Today we remember Rosa Parks’ bold stand and her role in ending racism. pic.twitter.com/uxIj1QmtkU— RNC (@GOP) December 1, 2013
The tweet — which included a quote from Parks — did not sit well with many Twitter users, who responded with a mix of snark and sarcasm.
“@GOP: Today we remember Rosa Parks’ bold stand and her role in ending racism." RACISM IS OVER?! *ENTERS BASS PRO SHOP TO SEE IF IT'S TRUE*— The Kid Mero (@THEKIDMERO) December 1, 2013
.@GOP Why is this upsetting people? Racism IS over; I've never suffered from it in my life.— rob delaney (@robdelaney) December 1, 2013

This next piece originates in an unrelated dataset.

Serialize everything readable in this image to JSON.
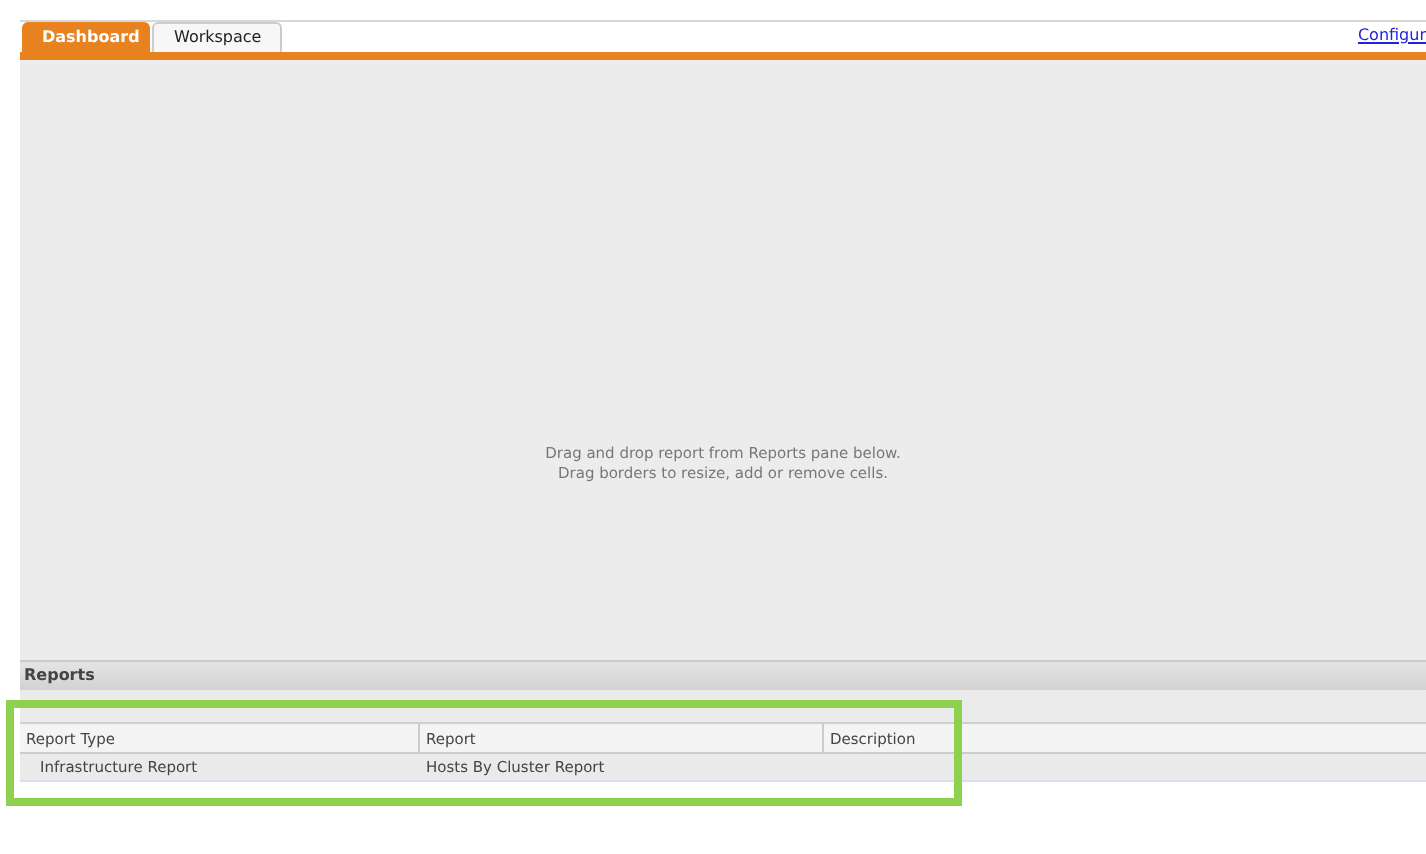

.@GOP It's ok, we don't need you winning an election anytime soon anyway. Keep up the thoughtful tweets.— Carly Ryan (@GladiatorCarly) December 1, 2013
"Some things are best left untweeted," the National Journal's Matt Berman wrote.
Indeed, a majority Americans agree racism still exists. A Pew survey conducted earlier this year found 88 percent of African-Americans say they see a lot or some discrimination against blacks, while 57 percent of whites see the same discrimination.
The RNC clarified its tweet several hours later, though it did not delete the original.
Previous tweet should have read "Today we remember Rosa Parks' bold stand and her role in fighting to end racism."— RNC (@GOP) December 1, 2013